About this exercise: A full, word-for-word copy of the listing below is needed; leave the images out of it.

:::::

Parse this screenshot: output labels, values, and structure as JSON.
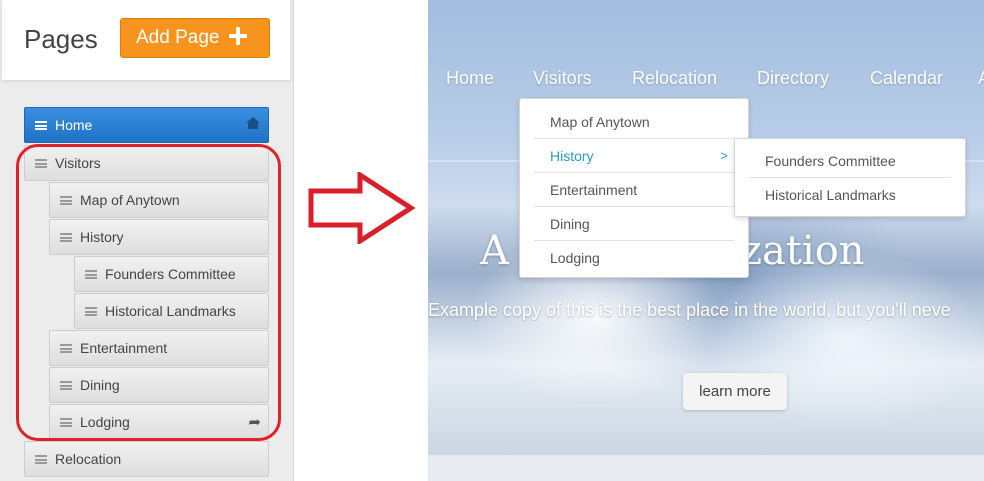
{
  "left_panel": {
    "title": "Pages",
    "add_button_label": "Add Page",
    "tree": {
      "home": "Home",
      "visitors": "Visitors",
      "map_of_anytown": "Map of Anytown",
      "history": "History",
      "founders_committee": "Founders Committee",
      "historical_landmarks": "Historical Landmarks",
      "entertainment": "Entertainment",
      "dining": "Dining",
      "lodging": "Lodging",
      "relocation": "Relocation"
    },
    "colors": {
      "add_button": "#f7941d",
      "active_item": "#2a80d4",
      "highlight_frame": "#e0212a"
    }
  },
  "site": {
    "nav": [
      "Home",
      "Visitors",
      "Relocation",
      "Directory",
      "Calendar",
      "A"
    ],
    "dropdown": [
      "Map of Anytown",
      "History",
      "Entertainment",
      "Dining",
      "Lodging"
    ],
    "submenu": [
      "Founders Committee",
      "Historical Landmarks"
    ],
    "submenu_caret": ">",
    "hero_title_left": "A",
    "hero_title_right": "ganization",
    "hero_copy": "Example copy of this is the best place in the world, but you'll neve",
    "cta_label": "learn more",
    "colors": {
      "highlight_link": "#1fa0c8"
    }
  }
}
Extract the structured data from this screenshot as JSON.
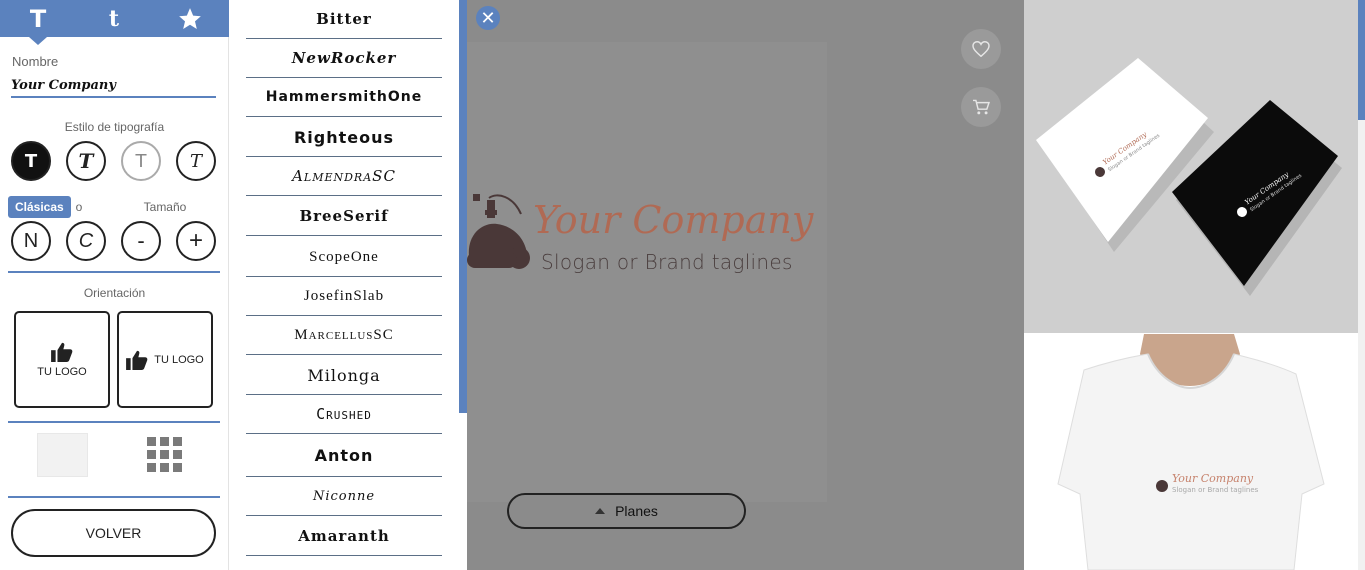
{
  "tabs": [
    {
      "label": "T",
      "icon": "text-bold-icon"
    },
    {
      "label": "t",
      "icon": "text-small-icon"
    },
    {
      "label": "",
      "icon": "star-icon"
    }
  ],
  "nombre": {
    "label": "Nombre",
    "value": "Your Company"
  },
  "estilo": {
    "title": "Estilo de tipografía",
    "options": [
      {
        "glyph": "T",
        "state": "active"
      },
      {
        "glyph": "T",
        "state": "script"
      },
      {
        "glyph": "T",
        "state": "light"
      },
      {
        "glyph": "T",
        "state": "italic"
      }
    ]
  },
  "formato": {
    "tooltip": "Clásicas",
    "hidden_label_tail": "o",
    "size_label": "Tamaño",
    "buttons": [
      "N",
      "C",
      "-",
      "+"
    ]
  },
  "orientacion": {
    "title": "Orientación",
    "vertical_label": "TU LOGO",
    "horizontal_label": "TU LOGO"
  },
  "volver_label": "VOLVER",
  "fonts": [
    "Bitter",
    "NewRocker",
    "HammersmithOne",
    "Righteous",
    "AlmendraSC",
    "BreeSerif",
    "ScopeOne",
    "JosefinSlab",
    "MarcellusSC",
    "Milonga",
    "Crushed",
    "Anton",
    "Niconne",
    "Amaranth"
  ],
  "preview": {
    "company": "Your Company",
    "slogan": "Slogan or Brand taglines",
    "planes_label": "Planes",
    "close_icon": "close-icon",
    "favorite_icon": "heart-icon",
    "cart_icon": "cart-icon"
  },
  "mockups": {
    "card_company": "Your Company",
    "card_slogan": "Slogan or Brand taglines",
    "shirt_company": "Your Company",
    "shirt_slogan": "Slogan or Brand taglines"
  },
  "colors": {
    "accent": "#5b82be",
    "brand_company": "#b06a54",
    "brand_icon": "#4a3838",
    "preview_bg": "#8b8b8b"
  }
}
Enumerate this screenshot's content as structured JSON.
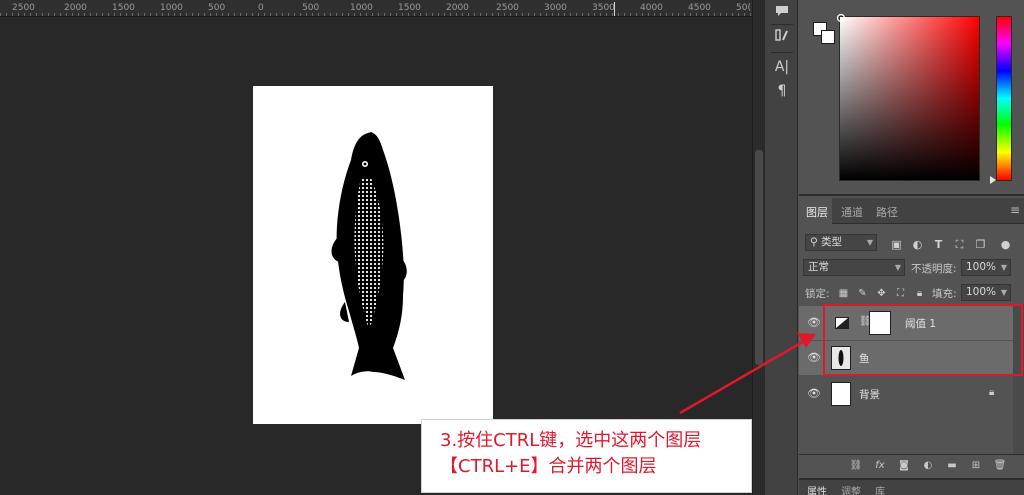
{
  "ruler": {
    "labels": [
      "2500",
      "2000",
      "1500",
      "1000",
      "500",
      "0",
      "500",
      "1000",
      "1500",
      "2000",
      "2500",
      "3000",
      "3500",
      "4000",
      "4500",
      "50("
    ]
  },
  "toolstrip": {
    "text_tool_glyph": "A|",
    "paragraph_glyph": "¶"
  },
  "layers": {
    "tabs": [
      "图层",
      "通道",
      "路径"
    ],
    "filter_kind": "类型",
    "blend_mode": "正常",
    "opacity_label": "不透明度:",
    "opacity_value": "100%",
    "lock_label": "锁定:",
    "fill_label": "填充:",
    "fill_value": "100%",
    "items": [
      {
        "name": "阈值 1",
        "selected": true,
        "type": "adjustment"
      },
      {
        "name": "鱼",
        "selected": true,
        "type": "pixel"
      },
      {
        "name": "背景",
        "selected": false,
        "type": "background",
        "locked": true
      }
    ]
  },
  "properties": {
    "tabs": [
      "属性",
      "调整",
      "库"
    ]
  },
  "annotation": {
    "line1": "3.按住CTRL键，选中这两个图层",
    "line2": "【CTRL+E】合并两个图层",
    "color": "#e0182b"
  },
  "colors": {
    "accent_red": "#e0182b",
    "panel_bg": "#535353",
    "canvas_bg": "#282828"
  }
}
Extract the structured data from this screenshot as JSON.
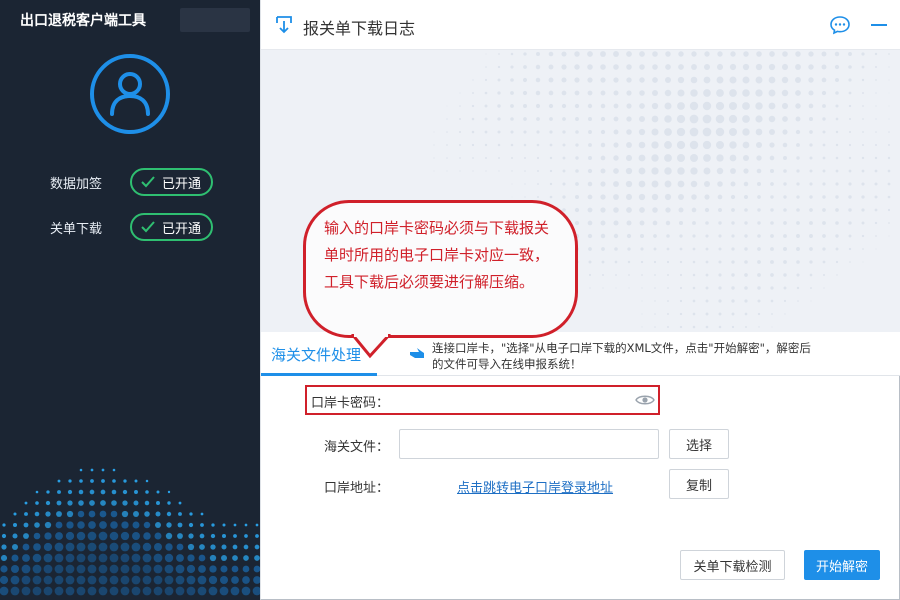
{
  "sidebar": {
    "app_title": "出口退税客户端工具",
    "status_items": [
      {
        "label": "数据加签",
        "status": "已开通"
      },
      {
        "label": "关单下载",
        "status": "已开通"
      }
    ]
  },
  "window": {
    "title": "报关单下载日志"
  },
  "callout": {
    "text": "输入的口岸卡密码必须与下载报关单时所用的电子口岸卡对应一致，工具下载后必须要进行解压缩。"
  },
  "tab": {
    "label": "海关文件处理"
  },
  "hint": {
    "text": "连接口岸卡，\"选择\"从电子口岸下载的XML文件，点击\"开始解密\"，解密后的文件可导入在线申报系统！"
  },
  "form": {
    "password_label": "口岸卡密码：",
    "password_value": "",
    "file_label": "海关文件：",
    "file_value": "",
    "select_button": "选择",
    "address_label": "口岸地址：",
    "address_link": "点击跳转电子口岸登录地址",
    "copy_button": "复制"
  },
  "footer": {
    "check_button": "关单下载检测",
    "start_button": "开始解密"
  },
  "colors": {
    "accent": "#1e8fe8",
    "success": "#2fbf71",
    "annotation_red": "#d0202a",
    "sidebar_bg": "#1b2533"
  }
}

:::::

Exercise solution:
Parse this screenshot: output labels, values, and structure as JSON.
{
  "left_panel": {
    "title": "Pages",
    "add_button_label": "Add Page",
    "tree": {
      "home": "Home",
      "visitors": "Visitors",
      "map_of_anytown": "Map of Anytown",
      "history": "History",
      "founders_committee": "Founders Committee",
      "historical_landmarks": "Historical Landmarks",
      "entertainment": "Entertainment",
      "dining": "Dining",
      "lodging": "Lodging",
      "relocation": "Relocation"
    },
    "colors": {
      "add_button": "#f7941d",
      "active_item": "#2a80d4",
      "highlight_frame": "#e0212a"
    }
  },
  "site": {
    "nav": [
      "Home",
      "Visitors",
      "Relocation",
      "Directory",
      "Calendar",
      "A"
    ],
    "dropdown": [
      "Map of Anytown",
      "History",
      "Entertainment",
      "Dining",
      "Lodging"
    ],
    "submenu": [
      "Founders Committee",
      "Historical Landmarks"
    ],
    "submenu_caret": ">",
    "hero_title_left": "A",
    "hero_title_right": "ganization",
    "hero_copy": "Example copy of this is the best place in the world, but you'll neve",
    "cta_label": "learn more",
    "colors": {
      "highlight_link": "#1fa0c8"
    }
  }
}
Extract the structured data from this screenshot as JSON.
{
  "tabs": [
    {
      "label": "T",
      "icon": "text-bold-icon"
    },
    {
      "label": "t",
      "icon": "text-small-icon"
    },
    {
      "label": "",
      "icon": "star-icon"
    }
  ],
  "nombre": {
    "label": "Nombre",
    "value": "Your Company"
  },
  "estilo": {
    "title": "Estilo de tipografía",
    "options": [
      {
        "glyph": "T",
        "state": "active"
      },
      {
        "glyph": "T",
        "state": "script"
      },
      {
        "glyph": "T",
        "state": "light"
      },
      {
        "glyph": "T",
        "state": "italic"
      }
    ]
  },
  "formato": {
    "tooltip": "Clásicas",
    "hidden_label_tail": "o",
    "size_label": "Tamaño",
    "buttons": [
      "N",
      "C",
      "-",
      "+"
    ]
  },
  "orientacion": {
    "title": "Orientación",
    "vertical_label": "TU LOGO",
    "horizontal_label": "TU LOGO"
  },
  "volver_label": "VOLVER",
  "fonts": [
    "Bitter",
    "NewRocker",
    "HammersmithOne",
    "Righteous",
    "AlmendraSC",
    "BreeSerif",
    "ScopeOne",
    "JosefinSlab",
    "MarcellusSC",
    "Milonga",
    "Crushed",
    "Anton",
    "Niconne",
    "Amaranth"
  ],
  "preview": {
    "company": "Your Company",
    "slogan": "Slogan or Brand taglines",
    "planes_label": "Planes",
    "close_icon": "close-icon",
    "favorite_icon": "heart-icon",
    "cart_icon": "cart-icon"
  },
  "mockups": {
    "card_company": "Your Company",
    "card_slogan": "Slogan or Brand taglines",
    "shirt_company": "Your Company",
    "shirt_slogan": "Slogan or Brand taglines"
  },
  "colors": {
    "accent": "#5b82be",
    "brand_company": "#b06a54",
    "brand_icon": "#4a3838",
    "preview_bg": "#8b8b8b"
  }
}
Enumerate this screenshot's content as structured JSON.
{
  "ruler": {
    "labels": [
      "2500",
      "2000",
      "1500",
      "1000",
      "500",
      "0",
      "500",
      "1000",
      "1500",
      "2000",
      "2500",
      "3000",
      "3500",
      "4000",
      "4500",
      "50("
    ]
  },
  "toolstrip": {
    "text_tool_glyph": "A|",
    "paragraph_glyph": "¶"
  },
  "layers": {
    "tabs": [
      "图层",
      "通道",
      "路径"
    ],
    "filter_kind": "类型",
    "blend_mode": "正常",
    "opacity_label": "不透明度:",
    "opacity_value": "100%",
    "lock_label": "锁定:",
    "fill_label": "填充:",
    "fill_value": "100%",
    "items": [
      {
        "name": "阈值 1",
        "selected": true,
        "type": "adjustment"
      },
      {
        "name": "鱼",
        "selected": true,
        "type": "pixel"
      },
      {
        "name": "背景",
        "selected": false,
        "type": "background",
        "locked": true
      }
    ]
  },
  "properties": {
    "tabs": [
      "属性",
      "调整",
      "库"
    ]
  },
  "annotation": {
    "line1": "3.按住CTRL键，选中这两个图层",
    "line2": "【CTRL+E】合并两个图层",
    "color": "#e0182b"
  },
  "colors": {
    "accent_red": "#e0182b",
    "panel_bg": "#535353",
    "canvas_bg": "#282828"
  }
}
Extract the structured data from this screenshot as JSON.
{
  "sidebar": {
    "app_title": "出口退税客户端工具",
    "status_items": [
      {
        "label": "数据加签",
        "status": "已开通"
      },
      {
        "label": "关单下载",
        "status": "已开通"
      }
    ]
  },
  "window": {
    "title": "报关单下载日志"
  },
  "callout": {
    "text": "输入的口岸卡密码必须与下载报关单时所用的电子口岸卡对应一致，工具下载后必须要进行解压缩。"
  },
  "tab": {
    "label": "海关文件处理"
  },
  "hint": {
    "text": "连接口岸卡，\"选择\"从电子口岸下载的XML文件，点击\"开始解密\"，解密后的文件可导入在线申报系统！"
  },
  "form": {
    "password_label": "口岸卡密码：",
    "password_value": "",
    "file_label": "海关文件：",
    "file_value": "",
    "select_button": "选择",
    "address_label": "口岸地址：",
    "address_link": "点击跳转电子口岸登录地址",
    "copy_button": "复制"
  },
  "footer": {
    "check_button": "关单下载检测",
    "start_button": "开始解密"
  },
  "colors": {
    "accent": "#1e8fe8",
    "success": "#2fbf71",
    "annotation_red": "#d0202a",
    "sidebar_bg": "#1b2533"
  }
}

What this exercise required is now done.